For coffee shops, the BYOC (bring your own cup) trend flew out the window, replaced with single use alternatives. For restaurants, it was back to the individual sauce packets, rather than the refillable bottles. And for bars, the #plasticfreepints idea hasn’t always been easy to implement or effectively manage in the new hygiene-focused landscape.
So, how can your restaurant go greener now?
The good news is that, while the food and drink industry is undoubtedly using more single use plastics than it once was, there are many ways to offset this with new changes.
Here are a few ways to strengthen your environmental position in 2021 and beyond…
While most businesses already have the basics down - turning off lights in the back office when not in use, for example - there’s much more that can be done behind the scenes to reduce waste and cut down on energy consumption even further. Some restaurants, like Bombay Central in London and The Trading House in Glasgow are using KERS technology to recover wasted heat from the kitchen and turn it into hot water.
Environmentally conscious design
Believe it or not, design isn’t just about making your space look appealing to diners. In fact, design can play a massive role in helping restaurants to meet their green initiatives. Maximising the flow of natural light around the front-of-house area, for example, can help to reduce the need for artificial lighting, while the strategic use of ‘heavy’ materials and certain wall coverings can create a warm feeling in winter.
Although restaurants have little choice but to use disposables in the post-pandemic landscape, by being selective about the types of disposables you use, you can help to reduce the environmental impact of the pandemic.
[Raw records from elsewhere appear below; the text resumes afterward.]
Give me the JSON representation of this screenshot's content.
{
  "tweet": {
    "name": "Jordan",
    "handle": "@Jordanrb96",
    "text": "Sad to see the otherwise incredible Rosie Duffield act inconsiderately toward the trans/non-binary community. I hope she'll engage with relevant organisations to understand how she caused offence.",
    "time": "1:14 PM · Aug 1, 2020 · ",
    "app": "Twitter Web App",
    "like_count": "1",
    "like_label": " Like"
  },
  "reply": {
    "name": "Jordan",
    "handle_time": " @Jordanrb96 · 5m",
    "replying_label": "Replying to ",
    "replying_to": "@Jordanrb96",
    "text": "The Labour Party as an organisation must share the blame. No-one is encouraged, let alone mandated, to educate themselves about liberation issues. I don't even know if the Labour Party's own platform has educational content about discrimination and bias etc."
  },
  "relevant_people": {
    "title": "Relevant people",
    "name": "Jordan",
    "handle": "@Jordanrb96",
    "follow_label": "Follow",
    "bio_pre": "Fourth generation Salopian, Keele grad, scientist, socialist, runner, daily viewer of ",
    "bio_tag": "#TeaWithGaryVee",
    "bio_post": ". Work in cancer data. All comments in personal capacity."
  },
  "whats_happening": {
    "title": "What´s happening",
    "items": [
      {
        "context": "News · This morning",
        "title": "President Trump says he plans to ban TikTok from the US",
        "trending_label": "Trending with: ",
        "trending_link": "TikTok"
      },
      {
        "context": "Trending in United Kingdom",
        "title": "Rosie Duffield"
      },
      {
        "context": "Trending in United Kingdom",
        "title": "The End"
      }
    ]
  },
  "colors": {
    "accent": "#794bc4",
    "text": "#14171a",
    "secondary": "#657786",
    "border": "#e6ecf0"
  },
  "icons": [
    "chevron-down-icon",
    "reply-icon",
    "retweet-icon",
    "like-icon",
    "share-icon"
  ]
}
For example, rather than reintroducing single use plastics, consider switching to more sustainable materials such as paper or bamboo which break down quickly unlike non-biodegradable plastics.
Launch sustainable menus
Reducing your food miles can help you to significantly minimise your restaurant’s carbon footprint. Where possible, try to localise your supply chain to source ingredients from local farms and suppliers, and consider launching new menus as the seasons change based on local availability. And if you’re feeling particularly adventurous, test out some head-to-tail recipes that reduce food waste by getting the most from foods.